> **EXERCISE MATERIALS**:

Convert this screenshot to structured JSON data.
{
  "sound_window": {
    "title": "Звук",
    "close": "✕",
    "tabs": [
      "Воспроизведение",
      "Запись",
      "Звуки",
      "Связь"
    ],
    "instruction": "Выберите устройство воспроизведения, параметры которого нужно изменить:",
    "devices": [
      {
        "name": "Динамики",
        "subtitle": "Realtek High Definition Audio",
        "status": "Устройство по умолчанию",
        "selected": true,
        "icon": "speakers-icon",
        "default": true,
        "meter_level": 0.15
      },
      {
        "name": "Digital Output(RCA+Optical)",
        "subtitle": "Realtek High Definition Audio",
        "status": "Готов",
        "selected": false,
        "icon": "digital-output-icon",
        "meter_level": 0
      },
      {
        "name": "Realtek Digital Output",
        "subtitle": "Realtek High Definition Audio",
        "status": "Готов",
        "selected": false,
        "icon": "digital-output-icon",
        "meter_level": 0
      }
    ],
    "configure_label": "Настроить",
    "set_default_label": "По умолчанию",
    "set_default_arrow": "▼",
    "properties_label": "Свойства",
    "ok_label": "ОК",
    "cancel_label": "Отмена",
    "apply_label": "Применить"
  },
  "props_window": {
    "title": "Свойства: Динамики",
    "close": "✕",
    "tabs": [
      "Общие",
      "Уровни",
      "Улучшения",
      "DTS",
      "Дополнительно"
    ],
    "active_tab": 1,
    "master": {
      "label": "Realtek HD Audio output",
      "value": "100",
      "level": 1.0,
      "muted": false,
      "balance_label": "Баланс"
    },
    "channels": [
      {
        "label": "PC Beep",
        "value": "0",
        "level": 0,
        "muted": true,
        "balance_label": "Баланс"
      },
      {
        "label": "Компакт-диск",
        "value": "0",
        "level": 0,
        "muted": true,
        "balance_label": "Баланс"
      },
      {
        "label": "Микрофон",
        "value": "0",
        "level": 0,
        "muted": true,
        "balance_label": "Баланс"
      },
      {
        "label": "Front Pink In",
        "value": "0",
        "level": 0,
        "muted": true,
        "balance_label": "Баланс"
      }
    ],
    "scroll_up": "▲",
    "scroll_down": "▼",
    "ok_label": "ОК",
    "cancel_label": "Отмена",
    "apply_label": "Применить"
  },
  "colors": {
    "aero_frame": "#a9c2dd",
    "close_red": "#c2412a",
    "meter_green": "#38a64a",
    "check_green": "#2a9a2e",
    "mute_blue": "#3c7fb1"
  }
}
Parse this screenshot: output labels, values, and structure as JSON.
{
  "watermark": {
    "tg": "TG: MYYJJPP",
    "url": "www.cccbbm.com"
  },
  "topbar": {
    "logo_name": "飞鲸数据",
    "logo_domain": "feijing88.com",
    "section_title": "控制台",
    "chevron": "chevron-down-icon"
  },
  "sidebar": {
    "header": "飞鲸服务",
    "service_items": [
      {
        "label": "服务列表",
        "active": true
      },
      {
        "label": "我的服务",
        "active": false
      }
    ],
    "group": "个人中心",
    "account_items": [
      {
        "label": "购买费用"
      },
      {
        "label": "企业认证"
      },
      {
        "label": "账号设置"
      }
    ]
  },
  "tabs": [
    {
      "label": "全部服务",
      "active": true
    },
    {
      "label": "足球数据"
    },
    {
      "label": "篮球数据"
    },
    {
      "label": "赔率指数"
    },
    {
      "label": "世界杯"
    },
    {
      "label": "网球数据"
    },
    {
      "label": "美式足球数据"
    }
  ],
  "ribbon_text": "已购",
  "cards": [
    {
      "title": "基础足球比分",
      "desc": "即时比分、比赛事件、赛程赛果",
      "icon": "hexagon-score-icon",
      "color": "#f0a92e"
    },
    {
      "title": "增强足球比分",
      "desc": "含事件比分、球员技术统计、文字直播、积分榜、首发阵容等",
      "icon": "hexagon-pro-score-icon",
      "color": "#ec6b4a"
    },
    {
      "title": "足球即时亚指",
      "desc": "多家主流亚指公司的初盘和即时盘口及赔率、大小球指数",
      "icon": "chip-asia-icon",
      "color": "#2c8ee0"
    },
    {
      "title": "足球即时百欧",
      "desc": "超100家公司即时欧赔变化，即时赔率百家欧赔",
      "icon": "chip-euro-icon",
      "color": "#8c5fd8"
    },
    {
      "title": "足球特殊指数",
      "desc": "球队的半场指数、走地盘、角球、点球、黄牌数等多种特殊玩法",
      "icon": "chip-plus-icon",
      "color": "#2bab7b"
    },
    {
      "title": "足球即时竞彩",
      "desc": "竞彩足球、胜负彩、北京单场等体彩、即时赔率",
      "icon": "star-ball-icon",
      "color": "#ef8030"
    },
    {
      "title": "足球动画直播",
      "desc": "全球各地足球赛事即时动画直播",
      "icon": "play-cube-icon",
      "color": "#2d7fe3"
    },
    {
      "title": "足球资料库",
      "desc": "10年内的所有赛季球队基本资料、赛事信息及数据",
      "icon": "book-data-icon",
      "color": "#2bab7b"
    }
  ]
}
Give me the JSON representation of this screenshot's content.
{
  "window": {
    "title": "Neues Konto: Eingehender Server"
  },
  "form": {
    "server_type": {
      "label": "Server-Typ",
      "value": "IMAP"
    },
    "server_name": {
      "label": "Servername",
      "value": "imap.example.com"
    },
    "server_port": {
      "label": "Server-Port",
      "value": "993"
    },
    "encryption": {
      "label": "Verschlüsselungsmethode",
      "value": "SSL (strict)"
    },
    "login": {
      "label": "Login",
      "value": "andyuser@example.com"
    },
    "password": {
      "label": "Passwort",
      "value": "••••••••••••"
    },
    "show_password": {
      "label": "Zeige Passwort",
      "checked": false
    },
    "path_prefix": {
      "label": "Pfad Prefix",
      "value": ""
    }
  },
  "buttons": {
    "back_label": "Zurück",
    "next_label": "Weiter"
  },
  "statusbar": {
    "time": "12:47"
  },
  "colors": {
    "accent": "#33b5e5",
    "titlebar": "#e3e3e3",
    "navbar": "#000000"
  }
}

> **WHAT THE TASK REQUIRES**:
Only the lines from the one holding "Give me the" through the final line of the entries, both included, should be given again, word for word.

> **EXPECTED ANSWER**:
Give me the JSON representation of this screenshot's content.
{
  "window": {
    "title": "Neues Konto: Eingehender Server"
  },
  "form": {
    "server_type": {
      "label": "Server-Typ",
      "value": "IMAP"
    },
    "server_name": {
      "label": "Servername",
      "value": "imap.example.com"
    },
    "server_port": {
      "label": "Server-Port",
      "value": "993"
    },
    "encryption": {
      "label": "Verschlüsselungsmethode",
      "value": "SSL (strict)"
    },
    "login": {
      "label": "Login",
      "value": "andyuser@example.com"
    },
    "password": {
      "label": "Passwort",
      "value": "••••••••••••"
    },
    "show_password": {
      "label": "Zeige Passwort",
      "checked": false
    },
    "path_prefix": {
      "label": "Pfad Prefix",
      "value": ""
    }
  },
  "buttons": {
    "back_label": "Zurück",
    "next_label": "Weiter"
  },
  "statusbar": {
    "time": "12:47"
  },
  "colors": {
    "accent": "#33b5e5",
    "titlebar": "#e3e3e3",
    "navbar": "#000000"
  }
}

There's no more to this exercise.